Sedona Sam is a bit more in touch with his inner needs but quite out of touch with the state of the market. Sam needs a comfortable night’s sleep.

Sam knows that there are tents and tarps, but isn’t aware of much else. He read a blog post once that told him how to sleep warm under a tarp, so that sounds good to him. He read another one that said that a double wall tent provided the most comfort and that one also sounded good to him.

Sam has no idea that pyramids exist outside of Egypt, and isn’t aware that hammocks are used for anything except lounging and playing the guitar in the Keys like he saw in that one Kenny Chesney music video.

A Trichotomous Chaos

Tom has identified his equipment (a sweet tent), Zoë has identified a function (a useful shelter), and Sam has identified his core need (a restful sleep).

Are you a Talus Tom, Zero Drop Zoë, or Sedona Sam?

If the three of them formed a little committee and put their heads together, we are willing to bet that they’d be able to help each other out. All of their perspectives are useful.

But by themselves, they may have trouble figuring it out.

Sam has identified his core need: he wants to sleep comfortably, and is off on the right foot (even under the influence of a Sedona Vortex). But he may decide to buy an apartment at the Waldorf, or have a Peyote campfire in the evening, to meet that need. Sam knows his need but doesn’t know exactly how best to meet it in the context of a backpacking trip.
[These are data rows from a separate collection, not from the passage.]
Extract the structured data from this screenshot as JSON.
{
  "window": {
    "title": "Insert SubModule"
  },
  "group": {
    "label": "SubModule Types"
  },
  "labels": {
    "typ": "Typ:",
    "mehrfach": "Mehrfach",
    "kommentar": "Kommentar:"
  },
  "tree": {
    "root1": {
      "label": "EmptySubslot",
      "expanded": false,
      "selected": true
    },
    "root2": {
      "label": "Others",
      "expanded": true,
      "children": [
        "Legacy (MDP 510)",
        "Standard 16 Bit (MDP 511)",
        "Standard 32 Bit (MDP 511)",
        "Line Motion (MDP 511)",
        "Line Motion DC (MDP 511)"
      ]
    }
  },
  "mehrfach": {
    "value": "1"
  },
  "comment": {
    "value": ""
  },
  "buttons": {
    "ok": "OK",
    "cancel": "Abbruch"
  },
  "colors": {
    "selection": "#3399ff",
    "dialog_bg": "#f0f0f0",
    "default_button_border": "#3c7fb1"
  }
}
Zoë has identified her functional need: she knows she needs a shelter. She’s pretty inspired by Sam, and she wants to sleep comfortably, too. Sam got her thinking that she not only needs a reasonable shelter to sleep comfortably, but she may want to consider her sleeping pad, sleeping bag, pillow, sleep clothing, earplugs, evening meal, and a short isometric routine before bedtime to warm up on those chilly nights.

Tom has identified an equipment need: a tent. Originally, Tom thought Sam was cracked because he was from Sedona (he also had a little bit of a crush on Zoë, so he upgraded his gear needs to a two-person tent and a promise to God). But in the end, Tom realized that he may learn something by spending a little time in a Vortex and listening to how thru-hikers manage to walk thousands of miles in a row with so little gear.
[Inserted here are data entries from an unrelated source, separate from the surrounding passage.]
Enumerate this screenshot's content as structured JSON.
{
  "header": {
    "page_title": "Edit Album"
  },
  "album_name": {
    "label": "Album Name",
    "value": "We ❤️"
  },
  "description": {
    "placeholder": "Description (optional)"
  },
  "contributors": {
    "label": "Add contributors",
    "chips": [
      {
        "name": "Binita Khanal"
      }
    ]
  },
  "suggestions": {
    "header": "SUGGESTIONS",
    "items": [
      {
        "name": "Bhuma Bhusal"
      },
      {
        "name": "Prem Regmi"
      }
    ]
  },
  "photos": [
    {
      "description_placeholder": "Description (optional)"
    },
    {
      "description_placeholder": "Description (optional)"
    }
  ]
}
In summary, we have discussed the three processes that comprise our framework for selecting lightweight backpacking gear:
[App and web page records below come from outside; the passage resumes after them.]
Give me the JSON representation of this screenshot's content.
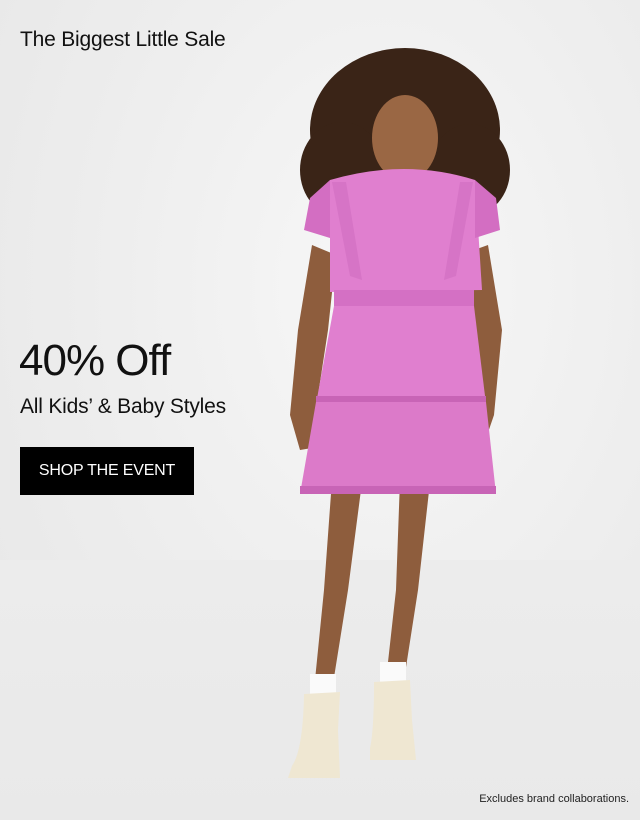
{
  "banner": {
    "headline": "The Biggest Little Sale",
    "offer": "40% Off",
    "subline": "All Kids’ & Baby Styles",
    "cta_label": "SHOP THE EVENT",
    "disclaimer": "Excludes brand collaborations."
  },
  "colors": {
    "background": "#ececec",
    "text": "#111111",
    "cta_background": "#000000",
    "cta_text": "#ffffff",
    "dress": "#e07fcf"
  }
}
  1. Identify your core need.
  2. Design a functional gear system that meets that core need (see #1).
  3. Select the lightest equipment available to perform that function (see #2).

In the context of what’s been presented so far, we may identify the core need as “a comfortable night’s sleep.” The functional needs may include:

  1. Warmth (shelter, sleeping, clothing);
  2. Body posture comfort (sleeping pad, pillow);
  3. Noise reduction (a non-flappy shelter, earplugs);
  4. Biting insect resistance (some type of enclosure).

Then, with additional research, we can formulate a more intentional process for how to choose lightweight backpacking gear.

Let’s dive in and apply the framework in more detail.

1. Core Needs

--- End of free preview ---
Member Exclusive

A Premium or Unlimited Membership is required to view the rest of this article.

MembershipLogin